#### DATA IN THIS EXERCISE

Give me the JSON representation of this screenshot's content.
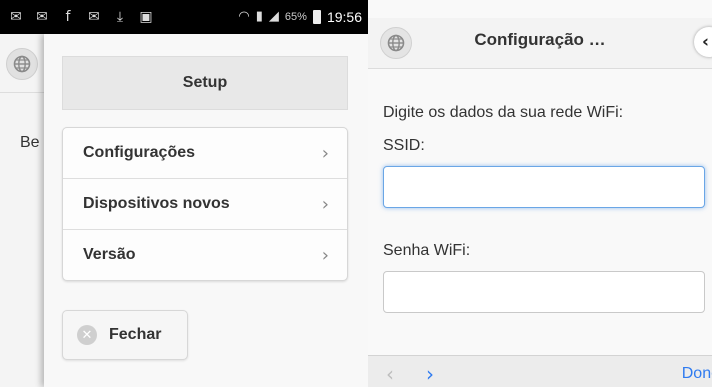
{
  "status_bar": {
    "icons": [
      "sms-icon",
      "sms-icon",
      "facebook-icon",
      "email-icon",
      "download-icon",
      "clipboard-icon"
    ],
    "battery": "65%",
    "time": "19:56"
  },
  "left": {
    "underlay_text": "Be",
    "panel": {
      "title": "Setup",
      "items": [
        {
          "label": "Configurações"
        },
        {
          "label": "Dispositivos novos"
        },
        {
          "label": "Versão"
        }
      ],
      "close_label": "Fechar"
    }
  },
  "right": {
    "title": "Configuração …",
    "intro": "Digite os dados da sua rede WiFi:",
    "ssid_label": "SSID:",
    "ssid_value": "",
    "password_label": "Senha WiFi:",
    "password_value": "",
    "toolbar": {
      "done_label": "Done"
    }
  },
  "colors": {
    "accent": "#2f7bf0",
    "focus": "#6aa6e6"
  }
}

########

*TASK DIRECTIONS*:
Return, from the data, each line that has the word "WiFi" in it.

*RESPONSE*:
    "intro": "Digite os dados da sua rede WiFi:",
    "password_label": "Senha WiFi:",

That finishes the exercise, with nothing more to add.